- The resistance is global . . . . The web dramatically alters the balance between multinational and activist media. With just a bit of coding and some cheap equipment, we can setup a live automated website that rivals the corporates’. Prepare to be swamped by the tide of activist media makers on the ground in Seattle and around the world, telling the real story behind the World Trade Agreement. (

Created by media democracy activists who gathered in a downtown Seattle storefront during the weeks leading up to the WTO protests, the IMC was fashioned as a grassroots news organization to provide non-corporate accounts of street-level events. Over 400 journalists, many of them donning IMC press passes, joined a 50,000-person throng of global justice protestors and produced various media for the IMC website and their newspaper, The Blindspot. Indymedia journalists broke stories on police brutality and the use of rubber bullets on demonstrators at pointblank range. The site, (it became, registered over 1 million hits by the end of the week. The open source code structuring the original IMC site made it an easily replicated model. Within the first year, 24 new IMCs emerged around the world in places like Quebec City, Prague, and Washington, DC, often in conjunction with large global justice protests against neoliberal institutions such as the IMF and World Bank or the G8. As of April 2005, Indymedia comprises a network of over 150 sites in 50 countries across six continents. Despite an overall uniformity in website architecture and political ethos across Indymedia sites, there are significant differences among individual IMCs including but not limited to cultural particulars regarding editorial policy, membership criteria, and the size and location of the IMC." (

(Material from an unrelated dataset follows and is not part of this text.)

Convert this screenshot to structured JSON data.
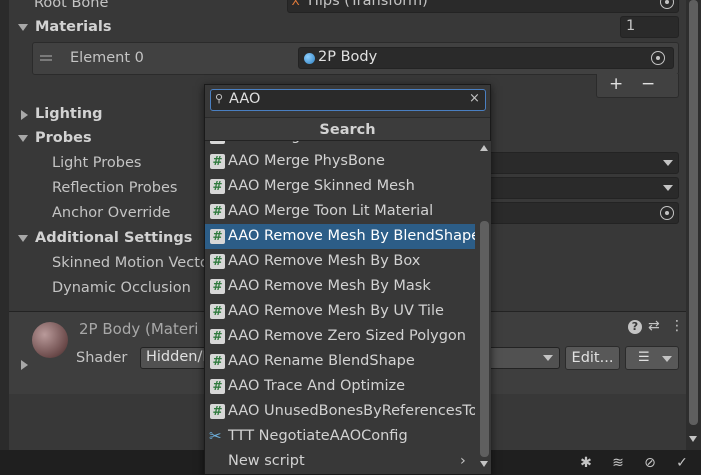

More Information

  1. Assessing the Radical Democracy of Indymedia: Discursive, Technical, and Institutional Constructions. Victor W. Pickard. Critical Studies in Media Communication. Vol. 23, No. 1, March 2006, pp. 19-38 [1]
  2. Article: Indymedia's Independence: From Activist Media to Free Software. By Biella Coleman [2]: The global, decentralized, grassroots network applies open source principles to reporting the news.
  3. This piece provides an extensive and excellent examination of the different web platforms used and coded by the IMC-Tech Collective and the different political objectives encoded in different pieces of IMC software.
  4. for a list of the different "code bases" and what they offer. Each prospective IMC looks over these code bases to learn the features provided by each (usability, presentation, portability, ease of administration, larger support network) and whether they match with their local requirements.